**TASK REQUIREMENTS**
Extract the full set of records that follows, word for word.

**SOURCE MATERIAL**
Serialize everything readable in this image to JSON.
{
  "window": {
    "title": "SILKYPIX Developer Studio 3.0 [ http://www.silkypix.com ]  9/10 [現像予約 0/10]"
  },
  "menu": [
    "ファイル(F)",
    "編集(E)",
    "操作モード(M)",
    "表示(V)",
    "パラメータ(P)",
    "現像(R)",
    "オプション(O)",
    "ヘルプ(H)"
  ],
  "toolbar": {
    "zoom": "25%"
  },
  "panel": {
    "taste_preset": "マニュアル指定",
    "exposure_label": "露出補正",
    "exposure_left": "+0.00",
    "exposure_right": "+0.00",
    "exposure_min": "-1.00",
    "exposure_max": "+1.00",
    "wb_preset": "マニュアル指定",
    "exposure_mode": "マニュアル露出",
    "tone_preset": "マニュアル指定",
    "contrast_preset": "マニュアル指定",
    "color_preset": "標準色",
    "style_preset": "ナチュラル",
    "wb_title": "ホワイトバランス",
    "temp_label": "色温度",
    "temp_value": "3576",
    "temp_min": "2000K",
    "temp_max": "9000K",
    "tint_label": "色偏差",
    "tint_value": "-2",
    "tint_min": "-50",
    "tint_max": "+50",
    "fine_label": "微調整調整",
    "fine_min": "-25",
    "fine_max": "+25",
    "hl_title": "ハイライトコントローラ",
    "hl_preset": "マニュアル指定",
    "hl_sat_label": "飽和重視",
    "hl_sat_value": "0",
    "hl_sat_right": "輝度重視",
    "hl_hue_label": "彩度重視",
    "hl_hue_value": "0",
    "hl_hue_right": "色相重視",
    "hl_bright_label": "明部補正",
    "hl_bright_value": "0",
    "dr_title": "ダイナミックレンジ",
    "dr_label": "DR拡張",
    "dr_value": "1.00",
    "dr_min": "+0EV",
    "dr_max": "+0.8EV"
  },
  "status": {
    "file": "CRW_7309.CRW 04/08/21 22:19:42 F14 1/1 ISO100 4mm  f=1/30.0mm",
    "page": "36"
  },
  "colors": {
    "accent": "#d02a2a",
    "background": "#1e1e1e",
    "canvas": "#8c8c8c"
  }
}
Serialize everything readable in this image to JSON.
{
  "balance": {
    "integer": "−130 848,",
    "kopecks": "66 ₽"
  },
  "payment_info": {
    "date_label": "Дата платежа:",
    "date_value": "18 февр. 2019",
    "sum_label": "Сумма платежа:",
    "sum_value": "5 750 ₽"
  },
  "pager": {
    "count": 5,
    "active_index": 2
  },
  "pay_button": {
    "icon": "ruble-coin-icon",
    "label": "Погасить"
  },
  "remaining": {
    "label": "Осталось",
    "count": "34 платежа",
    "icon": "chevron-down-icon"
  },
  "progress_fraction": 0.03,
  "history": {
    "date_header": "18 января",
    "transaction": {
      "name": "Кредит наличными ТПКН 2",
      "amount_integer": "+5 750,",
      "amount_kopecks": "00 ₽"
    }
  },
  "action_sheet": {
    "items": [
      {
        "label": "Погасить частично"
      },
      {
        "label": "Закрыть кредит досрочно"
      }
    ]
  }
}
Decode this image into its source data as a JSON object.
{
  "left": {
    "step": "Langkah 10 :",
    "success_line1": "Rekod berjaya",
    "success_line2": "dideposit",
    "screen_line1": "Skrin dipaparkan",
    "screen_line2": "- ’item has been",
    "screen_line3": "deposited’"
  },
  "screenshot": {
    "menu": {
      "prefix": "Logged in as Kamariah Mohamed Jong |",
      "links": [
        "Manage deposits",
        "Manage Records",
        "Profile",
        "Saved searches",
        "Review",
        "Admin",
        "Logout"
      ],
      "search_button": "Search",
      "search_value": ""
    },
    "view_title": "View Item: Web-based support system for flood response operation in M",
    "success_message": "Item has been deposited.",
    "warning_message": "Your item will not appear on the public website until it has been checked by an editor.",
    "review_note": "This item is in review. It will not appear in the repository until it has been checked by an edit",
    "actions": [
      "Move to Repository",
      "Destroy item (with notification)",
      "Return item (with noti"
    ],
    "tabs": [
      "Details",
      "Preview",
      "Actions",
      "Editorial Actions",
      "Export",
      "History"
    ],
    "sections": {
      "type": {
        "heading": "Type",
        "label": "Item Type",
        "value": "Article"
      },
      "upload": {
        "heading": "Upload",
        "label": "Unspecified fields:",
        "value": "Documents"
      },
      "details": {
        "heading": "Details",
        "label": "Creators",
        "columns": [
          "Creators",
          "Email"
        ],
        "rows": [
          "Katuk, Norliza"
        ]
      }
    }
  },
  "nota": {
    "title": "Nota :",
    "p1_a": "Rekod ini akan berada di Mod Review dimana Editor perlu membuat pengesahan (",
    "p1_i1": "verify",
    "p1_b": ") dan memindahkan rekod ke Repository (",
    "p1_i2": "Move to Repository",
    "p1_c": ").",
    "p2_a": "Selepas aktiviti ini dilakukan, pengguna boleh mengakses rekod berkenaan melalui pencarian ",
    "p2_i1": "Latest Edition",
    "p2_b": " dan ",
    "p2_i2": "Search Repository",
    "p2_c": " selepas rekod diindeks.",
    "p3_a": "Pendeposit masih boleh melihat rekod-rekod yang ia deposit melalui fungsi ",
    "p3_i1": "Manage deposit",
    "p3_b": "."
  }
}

**ANSWER FOR THE TASK**
Serialize everything readable in this image to JSON.
{
  "window": {
    "title": "SILKYPIX Developer Studio 3.0 [ http://www.silkypix.com ]  9/10 [現像予約 0/10]"
  },
  "menu": [
    "ファイル(F)",
    "編集(E)",
    "操作モード(M)",
    "表示(V)",
    "パラメータ(P)",
    "現像(R)",
    "オプション(O)",
    "ヘルプ(H)"
  ],
  "toolbar": {
    "zoom": "25%"
  },
  "panel": {
    "taste_preset": "マニュアル指定",
    "exposure_label": "露出補正",
    "exposure_left": "+0.00",
    "exposure_right": "+0.00",
    "exposure_min": "-1.00",
    "exposure_max": "+1.00",
    "wb_preset": "マニュアル指定",
    "exposure_mode": "マニュアル露出",
    "tone_preset": "マニュアル指定",
    "contrast_preset": "マニュアル指定",
    "color_preset": "標準色",
    "style_preset": "ナチュラル",
    "wb_title": "ホワイトバランス",
    "temp_label": "色温度",
    "temp_value": "3576",
    "temp_min": "2000K",
    "temp_max": "9000K",
    "tint_label": "色偏差",
    "tint_value": "-2",
    "tint_min": "-50",
    "tint_max": "+50",
    "fine_label": "微調整調整",
    "fine_min": "-25",
    "fine_max": "+25",
    "hl_title": "ハイライトコントローラ",
    "hl_preset": "マニュアル指定",
    "hl_sat_label": "飽和重視",
    "hl_sat_value": "0",
    "hl_sat_right": "輝度重視",
    "hl_hue_label": "彩度重視",
    "hl_hue_value": "0",
    "hl_hue_right": "色相重視",
    "hl_bright_label": "明部補正",
    "hl_bright_value": "0",
    "dr_title": "ダイナミックレンジ",
    "dr_label": "DR拡張",
    "dr_value": "1.00",
    "dr_min": "+0EV",
    "dr_max": "+0.8EV"
  },
  "status": {
    "file": "CRW_7309.CRW 04/08/21 22:19:42 F14 1/1 ISO100 4mm  f=1/30.0mm",
    "page": "36"
  },
  "colors": {
    "accent": "#d02a2a",
    "background": "#1e1e1e",
    "canvas": "#8c8c8c"
  }
}
Serialize everything readable in this image to JSON.
{
  "balance": {
    "integer": "−130 848,",
    "kopecks": "66 ₽"
  },
  "payment_info": {
    "date_label": "Дата платежа:",
    "date_value": "18 февр. 2019",
    "sum_label": "Сумма платежа:",
    "sum_value": "5 750 ₽"
  },
  "pager": {
    "count": 5,
    "active_index": 2
  },
  "pay_button": {
    "icon": "ruble-coin-icon",
    "label": "Погасить"
  },
  "remaining": {
    "label": "Осталось",
    "count": "34 платежа",
    "icon": "chevron-down-icon"
  },
  "progress_fraction": 0.03,
  "history": {
    "date_header": "18 января",
    "transaction": {
      "name": "Кредит наличными ТПКН 2",
      "amount_integer": "+5 750,",
      "amount_kopecks": "00 ₽"
    }
  },
  "action_sheet": {
    "items": [
      {
        "label": "Погасить частично"
      },
      {
        "label": "Закрыть кредит досрочно"
      }
    ]
  }
}
Decode this image into its source data as a JSON object.
{
  "left": {
    "step": "Langkah 10 :",
    "success_line1": "Rekod berjaya",
    "success_line2": "dideposit",
    "screen_line1": "Skrin dipaparkan",
    "screen_line2": "- ’item has been",
    "screen_line3": "deposited’"
  },
  "screenshot": {
    "menu": {
      "prefix": "Logged in as Kamariah Mohamed Jong |",
      "links": [
        "Manage deposits",
        "Manage Records",
        "Profile",
        "Saved searches",
        "Review",
        "Admin",
        "Logout"
      ],
      "search_button": "Search",
      "search_value": ""
    },
    "view_title": "View Item: Web-based support system for flood response operation in M",
    "success_message": "Item has been deposited.",
    "warning_message": "Your item will not appear on the public website until it has been checked by an editor.",
    "review_note": "This item is in review. It will not appear in the repository until it has been checked by an edit",
    "actions": [
      "Move to Repository",
      "Destroy item (with notification)",
      "Return item (with noti"
    ],
    "tabs": [
      "Details",
      "Preview",
      "Actions",
      "Editorial Actions",
      "Export",
      "History"
    ],
    "sections": {
      "type": {
        "heading": "Type",
        "label": "Item Type",
        "value": "Article"
      },
      "upload": {
        "heading": "Upload",
        "label": "Unspecified fields:",
        "value": "Documents"
      },
      "details": {
        "heading": "Details",
        "label": "Creators",
        "columns": [
          "Creators",
          "Email"
        ],
        "rows": [
          "Katuk, Norliza"
        ]
      }
    }
  },
  "nota": {
    "title": "Nota :",
    "p1_a": "Rekod ini akan berada di Mod Review dimana Editor perlu membuat pengesahan (",
    "p1_i1": "verify",
    "p1_b": ") dan memindahkan rekod ke Repository (",
    "p1_i2": "Move to Repository",
    "p1_c": ").",
    "p2_a": "Selepas aktiviti ini dilakukan, pengguna boleh mengakses rekod berkenaan melalui pencarian ",
    "p2_i1": "Latest Edition",
    "p2_b": " dan ",
    "p2_i2": "Search Repository",
    "p2_c": " selepas rekod diindeks.",
    "p3_a": "Pendeposit masih boleh melihat rekod-rekod yang ia deposit melalui fungsi ",
    "p3_i1": "Manage deposit",
    "p3_b": "."
  }
}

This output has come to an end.